Kino ARMATA, a public space in Prishtina that promotes alternative culture and social dialogue, has the pleasure of announcing the next partnership with Alliance Française de Pristina, the French Embassy in Kosovo and IF Cinema in bringing to Prishtina and Kosovo audiences some of the most important and relevant works of French auteurs.
Films from the ‘BRESSON 101’ series directed by Robert Bresson will be screened at Kino ARMATA between 20-24 January 2020 and include:
Monday, 20 January, 20:00h
"Les Dames du Bois de Boulogne" (1945), 84 min.
Tuesday, 21 January, 20:00h
“Pickpocket” (1959), 75 min.
Wednesday, 22 January, 20:00h
“Au Hasard Balthazar” (1966), 95 min.
Thursday, 23 January, 20:00h
“Lancelot du Lac” (1974), 85 min.
Friday, 24 January, 20:00h
“L'Argent” (1983), 83 min.
Robert Bresson (1901–1999) was among the most highly regarded French filmmakers of all time; his non-professional actors, ellipses, and sparse use of scoring have led his works to be regarded as preeminent examples of minimalist film. Bresson was trained as a painter before moving into films as a screenwriter, making a short film (atypically a comedy) Public Affairs in 1934. After spending more than a year as a German POW during World War II, he made his debut with Angels of Sin (1943). His next film, Les Dames du Bois de Boulogne (1945), would be the last time he would work with professional actors.
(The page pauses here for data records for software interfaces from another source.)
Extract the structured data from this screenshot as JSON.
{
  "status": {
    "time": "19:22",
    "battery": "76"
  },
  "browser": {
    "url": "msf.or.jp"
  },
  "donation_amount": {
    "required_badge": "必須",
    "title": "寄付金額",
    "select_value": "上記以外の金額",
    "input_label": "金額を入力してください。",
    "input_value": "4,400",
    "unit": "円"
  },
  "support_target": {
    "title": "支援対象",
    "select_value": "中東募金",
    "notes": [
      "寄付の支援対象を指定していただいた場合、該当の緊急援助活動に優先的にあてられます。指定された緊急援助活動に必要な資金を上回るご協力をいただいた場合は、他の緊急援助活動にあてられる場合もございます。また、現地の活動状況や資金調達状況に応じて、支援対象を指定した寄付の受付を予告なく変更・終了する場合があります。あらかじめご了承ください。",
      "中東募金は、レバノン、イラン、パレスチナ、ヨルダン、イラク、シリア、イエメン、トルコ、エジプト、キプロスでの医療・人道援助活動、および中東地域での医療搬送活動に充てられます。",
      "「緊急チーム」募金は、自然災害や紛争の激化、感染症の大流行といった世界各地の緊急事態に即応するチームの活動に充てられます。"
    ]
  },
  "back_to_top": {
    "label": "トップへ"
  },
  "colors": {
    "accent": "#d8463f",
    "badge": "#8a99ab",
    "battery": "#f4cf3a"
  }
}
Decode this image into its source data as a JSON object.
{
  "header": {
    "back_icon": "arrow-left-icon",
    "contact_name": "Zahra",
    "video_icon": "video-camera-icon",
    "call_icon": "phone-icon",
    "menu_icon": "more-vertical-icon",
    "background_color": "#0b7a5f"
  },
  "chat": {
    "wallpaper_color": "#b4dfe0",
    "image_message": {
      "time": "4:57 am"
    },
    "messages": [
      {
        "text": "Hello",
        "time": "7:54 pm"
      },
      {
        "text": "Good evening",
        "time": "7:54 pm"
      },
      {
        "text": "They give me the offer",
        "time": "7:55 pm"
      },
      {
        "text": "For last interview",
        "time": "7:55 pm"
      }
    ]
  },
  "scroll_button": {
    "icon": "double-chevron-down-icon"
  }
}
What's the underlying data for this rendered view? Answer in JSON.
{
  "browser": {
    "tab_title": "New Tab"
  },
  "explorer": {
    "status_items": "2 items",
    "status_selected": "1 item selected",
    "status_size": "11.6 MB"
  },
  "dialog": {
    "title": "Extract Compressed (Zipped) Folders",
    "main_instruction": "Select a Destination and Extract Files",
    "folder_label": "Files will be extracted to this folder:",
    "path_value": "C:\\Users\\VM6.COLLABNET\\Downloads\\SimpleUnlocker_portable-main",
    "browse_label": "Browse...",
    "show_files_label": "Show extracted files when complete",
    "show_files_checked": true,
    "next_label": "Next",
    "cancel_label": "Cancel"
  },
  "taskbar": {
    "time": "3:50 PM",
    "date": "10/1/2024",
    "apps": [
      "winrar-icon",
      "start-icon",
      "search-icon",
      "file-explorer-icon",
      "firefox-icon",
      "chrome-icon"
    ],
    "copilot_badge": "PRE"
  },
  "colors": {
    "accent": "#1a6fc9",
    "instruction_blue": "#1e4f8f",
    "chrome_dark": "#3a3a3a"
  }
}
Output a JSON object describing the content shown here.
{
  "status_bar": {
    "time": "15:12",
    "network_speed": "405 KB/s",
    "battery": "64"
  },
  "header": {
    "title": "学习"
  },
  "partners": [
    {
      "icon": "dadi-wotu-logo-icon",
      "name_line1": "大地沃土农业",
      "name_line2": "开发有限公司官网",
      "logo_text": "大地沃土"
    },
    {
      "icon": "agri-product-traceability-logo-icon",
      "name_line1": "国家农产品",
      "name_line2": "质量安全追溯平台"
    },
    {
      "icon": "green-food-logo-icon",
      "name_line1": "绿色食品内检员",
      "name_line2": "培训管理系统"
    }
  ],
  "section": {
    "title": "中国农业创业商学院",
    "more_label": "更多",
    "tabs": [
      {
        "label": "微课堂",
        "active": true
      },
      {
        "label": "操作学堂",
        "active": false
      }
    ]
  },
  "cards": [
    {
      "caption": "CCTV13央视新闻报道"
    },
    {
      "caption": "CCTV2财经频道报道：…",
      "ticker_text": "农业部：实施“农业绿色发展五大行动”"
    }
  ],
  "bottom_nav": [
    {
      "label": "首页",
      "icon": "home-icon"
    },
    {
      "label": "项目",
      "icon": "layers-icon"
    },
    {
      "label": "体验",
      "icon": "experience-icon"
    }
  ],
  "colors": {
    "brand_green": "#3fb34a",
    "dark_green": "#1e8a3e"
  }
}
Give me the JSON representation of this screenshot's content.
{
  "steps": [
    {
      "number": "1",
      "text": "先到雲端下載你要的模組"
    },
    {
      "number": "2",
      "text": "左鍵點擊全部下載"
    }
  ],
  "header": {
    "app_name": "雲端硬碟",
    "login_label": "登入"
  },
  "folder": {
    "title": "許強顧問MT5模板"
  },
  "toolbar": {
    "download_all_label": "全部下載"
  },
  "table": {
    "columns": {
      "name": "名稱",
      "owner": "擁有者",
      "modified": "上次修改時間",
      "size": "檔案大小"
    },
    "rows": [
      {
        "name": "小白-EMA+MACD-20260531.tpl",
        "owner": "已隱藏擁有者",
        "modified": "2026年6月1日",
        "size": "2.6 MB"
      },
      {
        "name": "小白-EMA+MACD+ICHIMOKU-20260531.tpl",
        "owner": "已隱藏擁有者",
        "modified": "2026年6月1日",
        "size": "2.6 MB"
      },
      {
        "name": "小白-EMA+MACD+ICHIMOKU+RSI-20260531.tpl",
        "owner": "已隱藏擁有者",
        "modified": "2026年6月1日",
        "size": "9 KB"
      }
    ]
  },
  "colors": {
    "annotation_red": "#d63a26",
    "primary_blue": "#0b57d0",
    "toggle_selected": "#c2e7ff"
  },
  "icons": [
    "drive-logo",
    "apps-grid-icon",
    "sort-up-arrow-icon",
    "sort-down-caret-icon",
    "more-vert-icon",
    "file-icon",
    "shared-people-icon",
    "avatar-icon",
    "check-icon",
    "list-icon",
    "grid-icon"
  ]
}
From Journal d'un cure de campagne (1951) (aka "Diary of a Country Priest") onwards, he created a unique minimalist style in which all but the barest essentials are omitted from the film (often, crucial details are only given in the soundtrack), with the actors (he calls them “models”) giving deliberately flat, expressionless performances. It's a demanding and difficult, intensely personal style, which means that his films never achieved great popularity (it was rare for him to make more than one film every five years), but he has a fanatical following among critics, who rate him as one of the greatest artists in the history of the cinema. He retired in the 1980s, after failing to raise the money for a long-planned adaptation of the Book of Genesis.
In both academic and colloquial terms, 101 denotes the elementary or basic facts associated with the field or subject specified. During 101, ARMATA becomes a learning ground for the novices and enthusiasts alike, offering fresh insight into some of the most influential movies and filmmakers of our era.
All films will be screened in the original language with Albanian subtitles and the entrance is free of charge. Kino ARMATA is supported by Prishtina Municipality and Swiss Agency for Development and Cooperation (SDC) and is located at Brigada e Kosovës St., behind the amphitheater at the Zahir Pajaziti Square.